A member of the Ó hÍceadha bardic family, he received his early education in his native place, entered the college of St. Antony at Leuven (French: Louvain), which had just been founded for Irish Catholic students, and received the Franciscan habit on 1 November 1607. Among his teachers at Leuven were the Irish scholars Hugh Mac an Bhaird (Ward) and Hugh Mac Caghwell, later Roman Catholic Archbishop of Armagh.
After his ordination to the priesthood, Hickey was appointed lecturer in theology at Leuven, and subsequently professor in the college of St. Francis at Cologne. In 1619 he was summoned to Rome to collaborate with Luke Wadding in preparing for publication the Annals of the Franciscan Order, and the works of Duns Scotus.
He took an active part in the labours of the commissions appointed by Pope Urban VIII to revise the Roman Breviary, and to examine into the affairs of the Eastern Church. At the general chapter of the order held in Rome in 1639, he was elected definitor general.
He lived for some time at S. Pietro in Montorio on the Janiculum and, from 1624 till his death, in the college of St. Isidore.
During the discussions which were held in Rome concerning the doctrine of the Immaculate Conception, Hickey won distinction by his learning and acuteness. His treatise on this subject is called by Marracius (Bibliotheca Mariana) "opus insigne et absolutum". In his work on the Fourth Book of Sentences, he shows great breadth of view and critical perception; in addition to the scholastic method, he makes use of the historical method and fully recognizes the development of sacramental theology.
- "Commentarii in Lib. IV Sententiarum" (Lyons, 1639)
- "Nitela Franciscanæ Religionis" (Lyons, 1627); in this book he refutes defends the early history of the Franciscan Order against Abraham Bzovius;
- "De Conceptione Immaculata B. Mariæ Virginis";
- "De Stigmatibus S. Catharinæ Senensis", written by order of the Sacred Congregation of Rites;
- "Ad pleraque dubia moralia, et ascetica, gravissimæ responsiones". This work, which Wadding calls "opus doctissimum", is still in manuscript.
Among the manuscripts preserved in the Franciscan Convent, Dublin, were several letters written to Father Hickey from Ireland on the civil and ecclesiastical affairs of that country. There is also an important letter of his on the Irish language. Many of the Irish bishops consulted him on matters of grave moment. His acquaintance with the history, language, and antiquities of Ireland was extensive, and in co-operation with John Colgan, Hugh Ward, and other Irish scholars, he drew up a plan for a critical history of Ireland in all its branches, — but this idea was not realized.
- Wadding-Sbaralea, Scriptores Ord. S. Francisci (Rome, 1806);

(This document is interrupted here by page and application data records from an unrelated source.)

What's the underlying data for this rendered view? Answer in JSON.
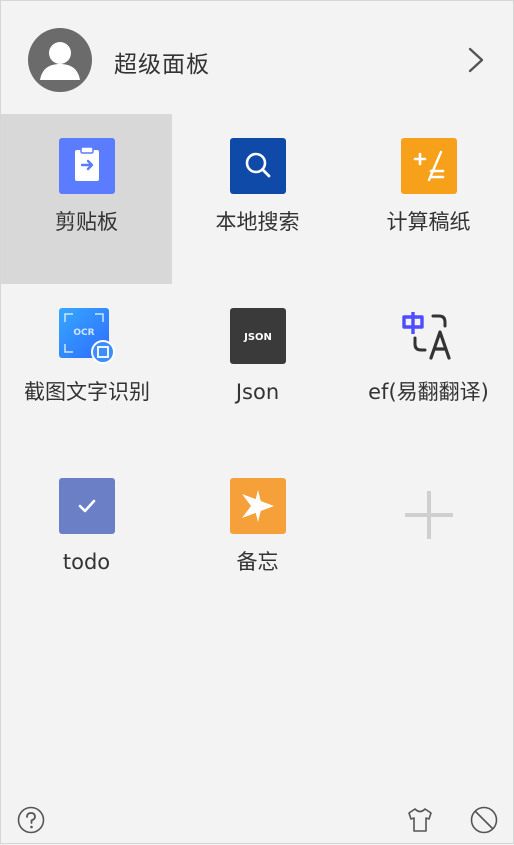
{
  "header": {
    "title": "超级面板"
  },
  "tiles": [
    {
      "label": "剪贴板",
      "icon": "clipboard-icon",
      "color": "#5b7cff",
      "selected": true
    },
    {
      "label": "本地搜索",
      "icon": "search-icon",
      "color": "#0f4aa8"
    },
    {
      "label": "计算稿纸",
      "icon": "calculator-icon",
      "color": "#f7a11a"
    },
    {
      "label": "截图文字识别",
      "icon": "ocr-icon",
      "color": "#3d8dff"
    },
    {
      "label": "Json",
      "icon": "json-icon",
      "color": "#3a3a3a",
      "icon_text": "JSON"
    },
    {
      "label": "ef(易翻翻译)",
      "icon": "translate-icon",
      "color": "#4e4cff"
    },
    {
      "label": "todo",
      "icon": "todo-check-icon",
      "color": "#6a7fc5"
    },
    {
      "label": "备忘",
      "icon": "memo-star-icon",
      "color": "#f5a038"
    }
  ],
  "footer": {
    "help_icon": "help-icon",
    "theme_icon": "shirt-icon",
    "block_icon": "block-icon"
  }
}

- Joannes a Sancto Antonio, Bibliotheca Universa Franciscana (Madrid, 1732);
- Nicolas de Vernulz, Academia Lovaniensis (1667);
- Ware-Harris, Works (Dublin, 1764);
- Michael John Brenan, Ecclesiastical History of Ireland (Dublin, 1840).